Work item:
Once you have read the data below, set it all down again exactly.
Top of Supplied material
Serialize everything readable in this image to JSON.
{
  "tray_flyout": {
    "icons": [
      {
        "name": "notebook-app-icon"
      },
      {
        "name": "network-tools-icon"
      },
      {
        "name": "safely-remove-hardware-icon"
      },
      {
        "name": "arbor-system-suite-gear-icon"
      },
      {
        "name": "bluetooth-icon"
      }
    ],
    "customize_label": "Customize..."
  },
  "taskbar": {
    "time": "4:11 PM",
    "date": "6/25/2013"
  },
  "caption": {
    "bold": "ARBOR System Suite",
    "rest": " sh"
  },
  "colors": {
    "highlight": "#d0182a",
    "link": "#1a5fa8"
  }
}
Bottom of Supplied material
Problem solution:
Serialize everything readable in this image to JSON.
{
  "tray_flyout": {
    "icons": [
      {
        "name": "notebook-app-icon"
      },
      {
        "name": "network-tools-icon"
      },
      {
        "name": "safely-remove-hardware-icon"
      },
      {
        "name": "arbor-system-suite-gear-icon"
      },
      {
        "name": "bluetooth-icon"
      }
    ],
    "customize_label": "Customize..."
  },
  "taskbar": {
    "time": "4:11 PM",
    "date": "6/25/2013"
  },
  "caption": {
    "bold": "ARBOR System Suite",
    "rest": " sh"
  },
  "colors": {
    "highlight": "#d0182a",
    "link": "#1a5fa8"
  }
}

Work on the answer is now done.